A Nielsen data report indicates that sales of oat milk, surgical masks, first-aid kits and other non-perishables spiked late in February 2020 in response to coronavirus fears.
On the flip side, non-essential items pile up, as there are no takers. Retailers today are struggling to know their current inventory supply, and be able to replenish demand essentials without sustaining losses.
Many retailers are managing this by ramping up warehouse and distribution numbers, while others are using warehouse management technology to assess inventory, predict peaks and coordinate employee shifts to keep supply moving. Retailers are also being pushed into moving inventory and resources to new channels. Because of today’s social distancing norms, there’s been a growth in ecommerce orders, and retailers are moving inventory by making it available online for purchase and working with distribution channels for fulfilment.
RIS News reports that Amazon Fresh and Whole Foods Market have increased order capacity by more than 60% due to COVID-19. The number of Whole Foods Market grocery pickup sites has grown to over 150 in the past few weeks, up from around 80 stores. Additionally, Amazon's store in Woodland Hills, is now serving as a temporary online-only store that's focused exclusively on fulfilling grocery delivery orders.
Limited Supplier Dependency
Pharmaceutical companies in particular are currently facing a crisis in their supply chain, as a majority of active pharmaceutical ingredients are developed In India and China.
According to Thomas Derry, CEO of ISM, “Organizations who diversified their supplier base after experiencing tariff impacts, are potentially better equipped to address the effects of COVID-19 on their supply chains.”
While some pharmaceuticals often have a redundancy in drug supply of such drugs, companies which contract with multiple suppliers can prevent disruptions from causing shortages.
Lack of Data for Agility
Any technology platform that can help retailers stay on top of their supply chain activities, relies heavily on standardised data to collaborate and communicate effectively. However, for most retailers, data is still siloed and not standardised for sharing on collaborative platforms.
Yet the use of information technology to share data between supply chain partners is crucial for agility. For retailers to be able to survive amidst chaotic demands, information sharing between and within the supply chain players is a critical requirement towards optimizing supplier-retail relationships.

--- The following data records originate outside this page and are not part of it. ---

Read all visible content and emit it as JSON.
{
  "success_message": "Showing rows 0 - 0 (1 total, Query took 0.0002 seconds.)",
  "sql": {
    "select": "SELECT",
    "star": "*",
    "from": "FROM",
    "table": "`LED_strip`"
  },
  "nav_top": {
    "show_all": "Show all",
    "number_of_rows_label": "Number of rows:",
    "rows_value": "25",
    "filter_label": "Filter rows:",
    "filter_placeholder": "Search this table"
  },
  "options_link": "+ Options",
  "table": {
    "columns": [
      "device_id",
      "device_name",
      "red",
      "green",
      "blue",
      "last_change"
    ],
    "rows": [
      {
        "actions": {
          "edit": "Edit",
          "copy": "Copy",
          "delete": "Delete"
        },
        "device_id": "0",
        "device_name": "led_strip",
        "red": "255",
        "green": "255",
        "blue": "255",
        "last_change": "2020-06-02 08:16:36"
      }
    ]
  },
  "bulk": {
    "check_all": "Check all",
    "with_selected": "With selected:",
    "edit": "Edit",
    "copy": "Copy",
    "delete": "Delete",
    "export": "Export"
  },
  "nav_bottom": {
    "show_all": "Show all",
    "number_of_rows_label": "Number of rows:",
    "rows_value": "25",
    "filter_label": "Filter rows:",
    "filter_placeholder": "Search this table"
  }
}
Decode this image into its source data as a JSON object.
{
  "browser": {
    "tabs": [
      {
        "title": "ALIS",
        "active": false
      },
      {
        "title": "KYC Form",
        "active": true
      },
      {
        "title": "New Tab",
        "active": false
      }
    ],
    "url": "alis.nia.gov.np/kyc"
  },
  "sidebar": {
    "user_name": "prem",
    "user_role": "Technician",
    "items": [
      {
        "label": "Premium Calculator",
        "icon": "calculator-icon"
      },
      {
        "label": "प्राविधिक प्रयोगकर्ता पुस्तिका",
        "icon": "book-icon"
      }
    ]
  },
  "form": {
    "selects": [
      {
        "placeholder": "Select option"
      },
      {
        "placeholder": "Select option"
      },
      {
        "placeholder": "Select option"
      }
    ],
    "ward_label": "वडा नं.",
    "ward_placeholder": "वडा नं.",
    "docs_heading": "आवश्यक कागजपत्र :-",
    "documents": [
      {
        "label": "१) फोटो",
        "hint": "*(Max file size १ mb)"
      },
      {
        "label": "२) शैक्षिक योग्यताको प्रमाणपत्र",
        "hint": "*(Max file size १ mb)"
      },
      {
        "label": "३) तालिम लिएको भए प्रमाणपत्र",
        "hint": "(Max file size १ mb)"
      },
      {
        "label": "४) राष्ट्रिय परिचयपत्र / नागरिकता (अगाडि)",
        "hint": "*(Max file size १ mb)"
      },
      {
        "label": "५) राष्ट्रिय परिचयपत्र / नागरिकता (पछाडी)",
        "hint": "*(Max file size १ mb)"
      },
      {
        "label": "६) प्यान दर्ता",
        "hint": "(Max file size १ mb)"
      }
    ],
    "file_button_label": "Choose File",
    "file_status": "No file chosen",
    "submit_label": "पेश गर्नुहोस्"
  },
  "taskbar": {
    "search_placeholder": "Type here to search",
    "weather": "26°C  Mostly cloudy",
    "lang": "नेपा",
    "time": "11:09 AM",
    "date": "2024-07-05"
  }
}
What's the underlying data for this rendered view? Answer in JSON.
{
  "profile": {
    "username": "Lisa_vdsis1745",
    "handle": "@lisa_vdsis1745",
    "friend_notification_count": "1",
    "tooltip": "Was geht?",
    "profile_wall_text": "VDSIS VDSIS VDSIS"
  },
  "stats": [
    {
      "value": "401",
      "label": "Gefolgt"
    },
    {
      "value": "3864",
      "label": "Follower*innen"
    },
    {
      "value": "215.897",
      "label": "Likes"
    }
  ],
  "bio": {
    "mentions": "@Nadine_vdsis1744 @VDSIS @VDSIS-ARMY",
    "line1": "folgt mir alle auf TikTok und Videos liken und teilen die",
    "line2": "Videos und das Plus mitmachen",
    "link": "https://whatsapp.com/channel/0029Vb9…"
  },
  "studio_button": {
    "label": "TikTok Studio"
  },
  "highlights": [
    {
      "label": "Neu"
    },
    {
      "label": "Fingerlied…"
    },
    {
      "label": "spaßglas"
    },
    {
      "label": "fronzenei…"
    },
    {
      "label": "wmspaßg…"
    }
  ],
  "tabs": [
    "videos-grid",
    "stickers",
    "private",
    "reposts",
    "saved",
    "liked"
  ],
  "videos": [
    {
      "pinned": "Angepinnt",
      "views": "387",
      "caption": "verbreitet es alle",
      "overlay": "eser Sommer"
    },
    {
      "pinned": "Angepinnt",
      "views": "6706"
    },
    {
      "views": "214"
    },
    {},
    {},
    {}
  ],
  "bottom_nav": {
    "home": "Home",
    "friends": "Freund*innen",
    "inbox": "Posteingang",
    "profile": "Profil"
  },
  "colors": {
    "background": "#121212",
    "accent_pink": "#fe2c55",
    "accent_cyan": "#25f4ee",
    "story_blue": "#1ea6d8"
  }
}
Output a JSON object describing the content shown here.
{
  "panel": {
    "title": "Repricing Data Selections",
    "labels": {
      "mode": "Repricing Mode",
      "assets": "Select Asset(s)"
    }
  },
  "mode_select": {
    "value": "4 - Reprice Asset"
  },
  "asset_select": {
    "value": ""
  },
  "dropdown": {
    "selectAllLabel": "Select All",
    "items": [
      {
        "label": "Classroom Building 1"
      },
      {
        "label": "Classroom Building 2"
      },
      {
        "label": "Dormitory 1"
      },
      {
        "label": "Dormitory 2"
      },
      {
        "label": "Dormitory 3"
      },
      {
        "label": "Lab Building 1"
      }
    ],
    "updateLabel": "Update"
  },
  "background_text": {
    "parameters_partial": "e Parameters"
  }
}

Where Will Retailers Go From Here?
Shifting from a traditional supply chain to an end-to-end information management, can help retailers respond faster, reduce redundancy and maintain supply chain efficiency.
For more information on how your retail business can manage its supply chain during this crisis, Learn more on " Minimising Supply Chain Disruptions During COVID-19"